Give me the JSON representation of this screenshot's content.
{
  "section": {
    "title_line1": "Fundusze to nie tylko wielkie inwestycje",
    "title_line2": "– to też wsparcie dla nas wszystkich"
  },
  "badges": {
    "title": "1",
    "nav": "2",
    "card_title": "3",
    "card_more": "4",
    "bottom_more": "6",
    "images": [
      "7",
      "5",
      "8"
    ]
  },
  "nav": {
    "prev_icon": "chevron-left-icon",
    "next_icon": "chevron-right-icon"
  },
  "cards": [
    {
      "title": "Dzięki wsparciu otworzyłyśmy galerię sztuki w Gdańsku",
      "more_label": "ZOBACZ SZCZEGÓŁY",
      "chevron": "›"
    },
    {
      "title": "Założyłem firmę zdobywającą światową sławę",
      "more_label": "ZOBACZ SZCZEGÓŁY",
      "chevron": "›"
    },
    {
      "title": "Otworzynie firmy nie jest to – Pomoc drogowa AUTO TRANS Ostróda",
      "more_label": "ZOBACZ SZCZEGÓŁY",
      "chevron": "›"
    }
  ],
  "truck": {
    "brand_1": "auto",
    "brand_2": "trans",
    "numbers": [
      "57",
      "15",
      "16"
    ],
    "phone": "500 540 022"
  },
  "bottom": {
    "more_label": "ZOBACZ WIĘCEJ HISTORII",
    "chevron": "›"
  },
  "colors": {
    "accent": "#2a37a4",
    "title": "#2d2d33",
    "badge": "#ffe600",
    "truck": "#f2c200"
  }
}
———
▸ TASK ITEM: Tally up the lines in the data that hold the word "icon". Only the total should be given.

▸ RESPONSE TO THE EXERCISE: 2